This method of establishing the far field pattern of an antenna may be implemented by incorporating the ability to adjust the phase and amplitude of the excitation of each element of the feed array in the feed network design. As an example of this procedure, consider the lens antenna system of FIG. 2. The elements 25 of the array 24 are positioned therein at locations in the focal region of lens 13 corresponding to the selective orthogonal plane wave directions, resulting in a spacing between the elements 25 that are substantially equal to λf/D, f being the focal length of the lens 13, D=2a the dimension of the lens aperture in the plane interest, and λ being the operating frequency of the antenna system. If f/D is greater than unity and the feed element 25 beam width is sufficiently broad to permit spillover, the spatial frequency sampling points must be chosen so that the spacing between elements is less than a wave length λ to prevent such spillover due to the formation of grating lobes. Initially, the amplitude and phase settings at the ports of the elements 25, which may be controlled by control knobs a1 through an and p1 through pn, respectively, may be set for an errorless feed excitation. A single antenna and detecting device maybe located in the far field and the antenna under test rotated until the far field antenna is positioned at an angle corresponding to an element in the feed array. The phase and amplitude of this element are then varied until the desired pattern value is detected at the far field antenna. The antenna is then rotated to position the far field antenna at an angle corresponding to a second element in the feed array. The phase and amplitude of this second element is then adjusted until the desired pattern value for that angular position is detected in the far field of the antenna as for example, elements corresponding to null positions are adjusted to generate a null or minimum in the corresponding direction. This procedure is repeated for each element in the feed array selected for adjustment. When all selected elements are adjusted, a far field pattern is recorded from which it is determined if another iteration is required.
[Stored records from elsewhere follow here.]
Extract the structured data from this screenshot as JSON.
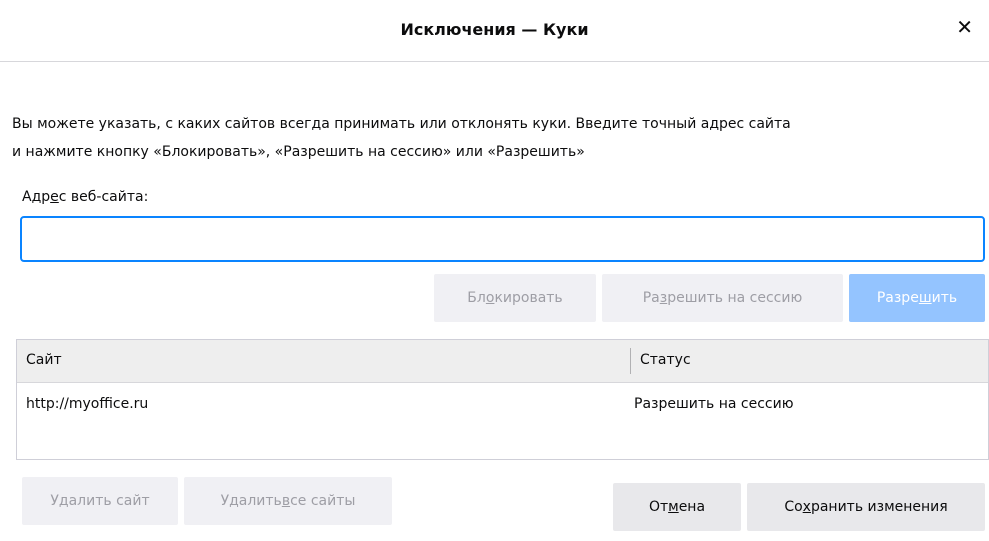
{
  "dialog": {
    "title": "Исключения — Куки",
    "close_glyph": "✕",
    "description_line1": "Вы можете указать, с каких сайтов всегда принимать или отклонять куки. Введите точный адрес сайта",
    "description_line2": "и нажмите кнопку «Блокировать», «Разрешить на сессию» или «Разрешить»",
    "address_label": {
      "pre": "Адр",
      "accel": "е",
      "post": "с веб-сайта:"
    },
    "address_value": ""
  },
  "actions": {
    "block": {
      "pre": "Бл",
      "accel": "о",
      "post": "кировать"
    },
    "allow_session": {
      "pre": "Ра",
      "accel": "з",
      "post": "решить на сессию"
    },
    "allow": {
      "pre": "Разре",
      "accel": "ш",
      "post": "ить"
    }
  },
  "table": {
    "columns": [
      "Сайт",
      "Статус"
    ],
    "rows": [
      {
        "site": "http://myoffice.ru",
        "status": "Разрешить на сессию"
      }
    ]
  },
  "footer": {
    "remove_site": "Удалить сайт",
    "remove_all": {
      "pre": "Удалить ",
      "accel": "в",
      "post": "се сайты"
    },
    "cancel": {
      "pre": "От",
      "accel": "м",
      "post": "ена"
    },
    "save": {
      "pre": "Со",
      "accel": "х",
      "post": "ранить изменения"
    }
  },
  "colors": {
    "focus_ring": "#0a84ff",
    "primary_disabled": "#94c4ff"
  }
}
While the invention has been described in its preferred embodiments, it is to be understood that the words which have been used are words of description rather than limitation and that changes may be made within the purview of the appended claims without departing from the true scope and spirit of the invention in its broader aspects.

Patent Citations
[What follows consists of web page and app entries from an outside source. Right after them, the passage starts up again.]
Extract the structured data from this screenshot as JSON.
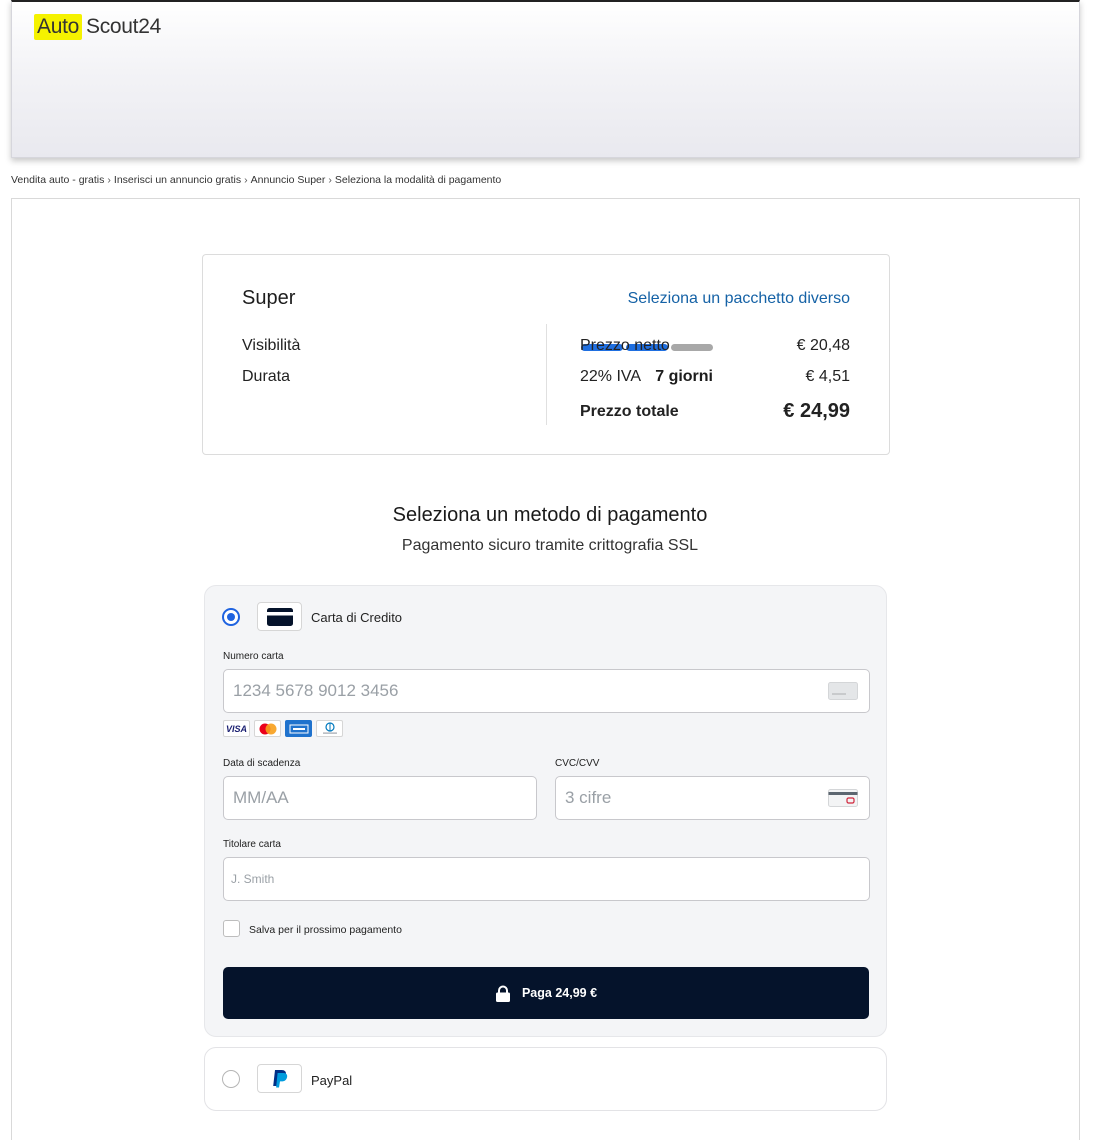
{
  "header": {
    "logo_auto": "Auto",
    "logo_scout": "Scout24",
    "logo_color": "#f5f200"
  },
  "breadcrumb": [
    "Vendita auto - gratis",
    "Inserisci un annuncio gratis",
    "Annuncio Super",
    "Seleziona la modalità di pagamento"
  ],
  "breadcrumb_sep": "›",
  "package": {
    "name": "Super",
    "change_link": "Seleziona un pacchetto diverso",
    "visibility_label": "Visibilità",
    "visibility_level": 2,
    "visibility_max": 3,
    "duration_label": "Durata",
    "duration_value": "7 giorni",
    "net_label": "Prezzo netto",
    "net_value": "€ 20,48",
    "vat_label": "22% IVA",
    "vat_value": "€ 4,51",
    "total_label": "Prezzo totale",
    "total_value": "€ 24,99",
    "link_color": "#1562a6",
    "bar_active_color": "#1f6fe0",
    "bar_inactive_color": "#a8a8a8"
  },
  "payment": {
    "title": "Seleziona un metodo di pagamento",
    "subtitle": "Pagamento sicuro tramite crittografia SSL",
    "credit_card": {
      "label": "Carta di Credito",
      "selected": true,
      "icon": "credit-card-icon",
      "card_number_label": "Numero carta",
      "card_number_placeholder": "1234 5678 9012 3456",
      "card_brands": [
        "VISA",
        "mastercard",
        "amex",
        "diners"
      ],
      "expiry_label": "Data di scadenza",
      "expiry_placeholder": "MM/AA",
      "cvc_label": "CVC/CVV",
      "cvc_placeholder": "3 cifre",
      "holder_label": "Titolare carta",
      "holder_placeholder": "J. Smith",
      "save_label": "Salva per il prossimo pagamento",
      "save_checked": false,
      "pay_button": "Paga 24,99 €",
      "pay_button_color": "#05132b",
      "radio_color": "#1f63e0"
    },
    "paypal": {
      "label": "PayPal",
      "selected": false,
      "icon": "paypal-icon"
    }
  }
}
Cited PatentFiling datePublication dateApplicantTitle
US3456260 *Sep 22, 1967Jul 15, 1969Hazeltine Research IncMonopulse antenna system with lens to provide equal illumination of main antenna aperture
Referenced by
Citing PatentFiling datePublication dateApplicantTitle
US4453164 *Jul 26, 1982Jun 5, 1984Rca CorporationMethod of determining excitation of individual elements of a phase array antenna from near-field data
US4578680 *May 2, 1984Mar 25, 1986The United States Of America As Represented By The Secretary Of The Air ForceFeed displacement correction in a space fed lens antenna
US5206658 *Oct 31, 1990Apr 27, 1993Rockwell International CorporationMultiple beam antenna system
US5347287 *Apr 19, 1991Sep 13, 1994Hughes Missile Systems CompanyConformal phased array antenna
US5410324 *Mar 13, 1992Apr 25, 1995Centre National De La Recherche ScientifiqueMethod and apparatus for determining antenna radiation patterns
US6657596 *Jan 30, 2002Dec 2, 2003Lucent Technologies Inc.Method of measuring a pattern of electromagnetic radiation
US8203494 *Aug 17, 2009Jun 19, 2012Arcadyan Technology CorporationTesting method of multiband antenna
US20100045542 *Aug 17, 2009Feb 25, 2010Arcadyan Technology CorporationTesting method of multiband antenna
Classifications
U.S. Classification343/703, 343/755, 343/753
International ClassificationH01Q19/17, H01Q15/16, H01Q3/26, H01Q21/22, H01Q25/00
Cooperative ClassificationH01Q3/2658, H01Q15/16, H01Q21/22, H01Q25/007, H01Q19/17
European ClassificationH01Q21/22, H01Q19/17, H01Q25/00D7, H01Q15/16, H01Q3/26D